cd path/to/your/script

Step 5: Run Your Python Script

Now that you’re in the directory containing your script, you can run it by typing the following command:


Remember to replace “” with the actual name of your Python script. If you’re using Python 3 and have both Python 2 and Python 3 installed, you might need to use ‘python3’ instead of ‘python’ in the command.

Additional Tips and Tricks

  • Running scripts with arguments: You can pass arguments to your script from the CLI by appending them after the script name, separated by spaces. Access these arguments through the sys.argv list in Python.
  • Automating scripts: Consider scheduling your scripts to run automatically at specific times or intervals. This can be achieved with Task Scheduler on Windows, cron jobs on Linux, or Automator and cron on MacOS.
  • Using virtual environments: Virtual environments let you manage dependencies for different projects separately, avoiding conflicts between package versions. You can create a virtual environment using the ‘venv’ module in Python.

Useful Resources

To deepen your understanding of running Python scripts and Python programming in general, here are some helpful resources:

  • The Official Python Documentation: The best place to start learning Python, offering tutorials and guides for beginners and advanced programmers.
  • Real Python: Offers comprehensive Python tutorials and articles for programmers of all skill levels.
  • Automate the Boring Stuff with Python: A great resource for beginners to learn how to automate everyday tasks using Python.
  • Stack Overflow: An invaluable resource for finding solutions to coding problems and engaging with the programming community.
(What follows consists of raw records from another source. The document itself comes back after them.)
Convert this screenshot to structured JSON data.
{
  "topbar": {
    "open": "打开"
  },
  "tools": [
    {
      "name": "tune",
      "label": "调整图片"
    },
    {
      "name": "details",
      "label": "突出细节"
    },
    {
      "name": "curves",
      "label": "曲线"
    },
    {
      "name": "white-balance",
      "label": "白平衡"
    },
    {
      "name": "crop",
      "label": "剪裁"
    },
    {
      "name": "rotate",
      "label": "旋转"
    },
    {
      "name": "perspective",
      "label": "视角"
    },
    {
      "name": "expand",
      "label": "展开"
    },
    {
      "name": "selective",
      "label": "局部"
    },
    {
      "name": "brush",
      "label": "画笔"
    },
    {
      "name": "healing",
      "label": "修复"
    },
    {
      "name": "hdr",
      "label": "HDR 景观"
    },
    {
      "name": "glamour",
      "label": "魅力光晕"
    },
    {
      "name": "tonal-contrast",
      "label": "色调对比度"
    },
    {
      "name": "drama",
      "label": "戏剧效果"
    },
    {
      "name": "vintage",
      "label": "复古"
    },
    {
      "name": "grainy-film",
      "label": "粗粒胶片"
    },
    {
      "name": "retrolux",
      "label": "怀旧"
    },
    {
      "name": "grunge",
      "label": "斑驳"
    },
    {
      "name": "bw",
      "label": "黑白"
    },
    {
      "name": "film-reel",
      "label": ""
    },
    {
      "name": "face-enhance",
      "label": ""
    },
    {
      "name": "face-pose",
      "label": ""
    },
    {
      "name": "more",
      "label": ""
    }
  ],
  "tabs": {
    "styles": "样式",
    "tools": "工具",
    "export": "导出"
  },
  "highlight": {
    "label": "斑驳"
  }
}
Running a Python script is a fundamental skill for any Python programmer. By following the steps outlined in this guide, from installation to execution, you can start experimenting with Python scripts and developing your programming skills. Whether you’re automating tasks, analyzing data, or creating web applications, understanding how to run Python scripts efficiently is the first step towards mastering Python programming.

For distinct use cases:

  • Beginners just starting with Python should focus on mastering the basics of script writing and execution. Automate simple daily tasks to get a feel for the power of Python.
  • Data analysts can harness Python scripts for data processing, cleaning, and visualization tasks, integrating libraries like Pandas and Matplotlib in their workflows.
  • Web developers could use Python scripts to manage back-end services, automate testing, and deploy applications seamlessly using frameworks like Django or Flask.

Embark on your Python programming journey with confidence, and remember, practice makes perfect. Don’t hesitate to explore and manipulate scripts to suit your needs, and always seek resources and community support when you encounter challenges.


How do I check if Python is installed on my computer?

Open your command line interface (CLI) and type “python –version” or “python3 –version”. If Python is installed, the version number will be displayed.

Can I run Python scripts from any text editor?

Yes, you can write Python scripts in any text editor, but running them requires using the command line interface or an Integrated Development Environment (IDE) that supports Python.

What is the difference between Python 2 and Python 3?

Python 3 is the latest version of Python, offering improved features and syntax over Python 2. Python 2 is no longer officially supported as of January 1, 2020.

How do I pass arguments to a Python script?

Arguments can be passed to a Python script from the command line by appending them after the script’s name. These arguments can then be accessed using sys.argv in your Python script.

What are virtual environments and why should I use them?

Virtual environments are isolated environments for Python projects, allowing you to manage dependencies separately for each project. They prevent conflicts between package versions and make it easier to manage multiple projects on the same machine.

We hope this guide has provided you with a clear pathway to running Python scripts and encouraged you to explore Python further. If you have any corrections, questions, or experiences you’d like to share, don’t hesitate to engage with us in the comments section. Your feedback and inquiry are highly valued as they help improve this resource and assist fellow readers.